= WORK INSTRUCTION =
Report each line of the data that includes the word "true".

*** Opening DATA SUPPLIED ***

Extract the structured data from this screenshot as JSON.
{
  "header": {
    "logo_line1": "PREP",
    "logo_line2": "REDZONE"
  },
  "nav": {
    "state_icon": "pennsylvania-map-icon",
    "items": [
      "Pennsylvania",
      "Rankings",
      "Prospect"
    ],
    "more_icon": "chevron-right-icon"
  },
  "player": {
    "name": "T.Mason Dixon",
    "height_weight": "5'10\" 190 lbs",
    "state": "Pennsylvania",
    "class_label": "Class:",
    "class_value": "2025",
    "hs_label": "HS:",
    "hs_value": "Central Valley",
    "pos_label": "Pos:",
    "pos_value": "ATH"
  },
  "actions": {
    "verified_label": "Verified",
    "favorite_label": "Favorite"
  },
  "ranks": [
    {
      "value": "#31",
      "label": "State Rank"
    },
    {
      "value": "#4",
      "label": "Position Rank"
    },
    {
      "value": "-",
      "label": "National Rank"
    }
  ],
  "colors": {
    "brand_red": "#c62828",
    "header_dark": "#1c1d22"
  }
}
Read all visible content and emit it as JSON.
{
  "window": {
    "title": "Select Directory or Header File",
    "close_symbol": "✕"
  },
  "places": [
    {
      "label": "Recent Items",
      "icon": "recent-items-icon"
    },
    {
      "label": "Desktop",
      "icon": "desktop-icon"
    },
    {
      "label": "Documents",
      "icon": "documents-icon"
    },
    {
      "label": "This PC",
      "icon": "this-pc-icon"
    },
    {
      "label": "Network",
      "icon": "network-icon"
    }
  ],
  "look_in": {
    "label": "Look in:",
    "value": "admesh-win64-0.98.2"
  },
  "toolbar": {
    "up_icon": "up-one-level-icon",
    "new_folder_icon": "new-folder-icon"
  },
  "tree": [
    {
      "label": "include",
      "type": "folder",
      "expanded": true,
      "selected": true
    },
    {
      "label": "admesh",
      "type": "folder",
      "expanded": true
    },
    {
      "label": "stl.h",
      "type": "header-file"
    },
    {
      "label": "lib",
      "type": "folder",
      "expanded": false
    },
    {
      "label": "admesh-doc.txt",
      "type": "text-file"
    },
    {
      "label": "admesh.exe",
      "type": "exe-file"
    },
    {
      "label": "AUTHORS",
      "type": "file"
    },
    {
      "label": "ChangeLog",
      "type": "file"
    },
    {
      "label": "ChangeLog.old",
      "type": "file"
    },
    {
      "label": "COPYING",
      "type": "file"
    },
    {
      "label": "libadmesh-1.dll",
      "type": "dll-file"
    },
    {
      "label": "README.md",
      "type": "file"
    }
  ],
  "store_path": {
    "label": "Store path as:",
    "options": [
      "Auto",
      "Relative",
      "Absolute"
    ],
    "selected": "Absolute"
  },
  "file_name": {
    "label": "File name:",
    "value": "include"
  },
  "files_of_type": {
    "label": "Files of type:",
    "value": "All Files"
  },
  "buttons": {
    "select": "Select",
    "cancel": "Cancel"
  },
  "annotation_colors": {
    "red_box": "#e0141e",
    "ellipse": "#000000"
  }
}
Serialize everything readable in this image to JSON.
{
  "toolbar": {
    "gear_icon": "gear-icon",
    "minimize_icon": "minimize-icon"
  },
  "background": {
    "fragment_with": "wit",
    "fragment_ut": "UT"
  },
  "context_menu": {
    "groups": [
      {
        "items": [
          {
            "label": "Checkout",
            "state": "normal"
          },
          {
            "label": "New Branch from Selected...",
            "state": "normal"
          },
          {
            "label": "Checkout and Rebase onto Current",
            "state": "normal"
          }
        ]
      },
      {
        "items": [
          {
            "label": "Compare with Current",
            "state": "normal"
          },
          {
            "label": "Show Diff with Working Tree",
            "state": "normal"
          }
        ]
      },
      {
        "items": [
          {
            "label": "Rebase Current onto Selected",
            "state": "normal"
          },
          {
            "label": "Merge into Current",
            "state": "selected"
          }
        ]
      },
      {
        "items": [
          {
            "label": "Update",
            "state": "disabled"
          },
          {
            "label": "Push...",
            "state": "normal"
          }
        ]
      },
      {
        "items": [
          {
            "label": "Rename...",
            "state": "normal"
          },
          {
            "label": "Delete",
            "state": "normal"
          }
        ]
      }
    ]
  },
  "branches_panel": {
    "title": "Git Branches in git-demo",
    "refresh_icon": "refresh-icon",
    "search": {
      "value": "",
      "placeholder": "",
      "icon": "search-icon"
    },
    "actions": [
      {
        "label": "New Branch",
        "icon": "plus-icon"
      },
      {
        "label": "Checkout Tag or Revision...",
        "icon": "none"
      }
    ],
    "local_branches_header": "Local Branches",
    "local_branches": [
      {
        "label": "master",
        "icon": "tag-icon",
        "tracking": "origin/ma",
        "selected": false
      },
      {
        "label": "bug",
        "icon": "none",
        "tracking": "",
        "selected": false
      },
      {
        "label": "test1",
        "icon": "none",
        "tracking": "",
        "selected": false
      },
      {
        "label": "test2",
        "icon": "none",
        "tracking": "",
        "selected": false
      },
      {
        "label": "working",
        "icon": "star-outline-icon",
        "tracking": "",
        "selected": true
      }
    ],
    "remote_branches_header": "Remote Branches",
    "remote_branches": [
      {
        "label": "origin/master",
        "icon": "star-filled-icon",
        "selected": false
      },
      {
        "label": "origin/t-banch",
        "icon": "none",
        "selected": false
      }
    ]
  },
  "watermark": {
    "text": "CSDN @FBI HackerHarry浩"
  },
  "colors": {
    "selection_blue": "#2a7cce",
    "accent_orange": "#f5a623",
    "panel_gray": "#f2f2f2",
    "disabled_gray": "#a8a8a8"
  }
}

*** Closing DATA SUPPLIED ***

= ANSWER BOX =
      "expanded": true,
      "selected": true
      "expanded": true
        "selected": true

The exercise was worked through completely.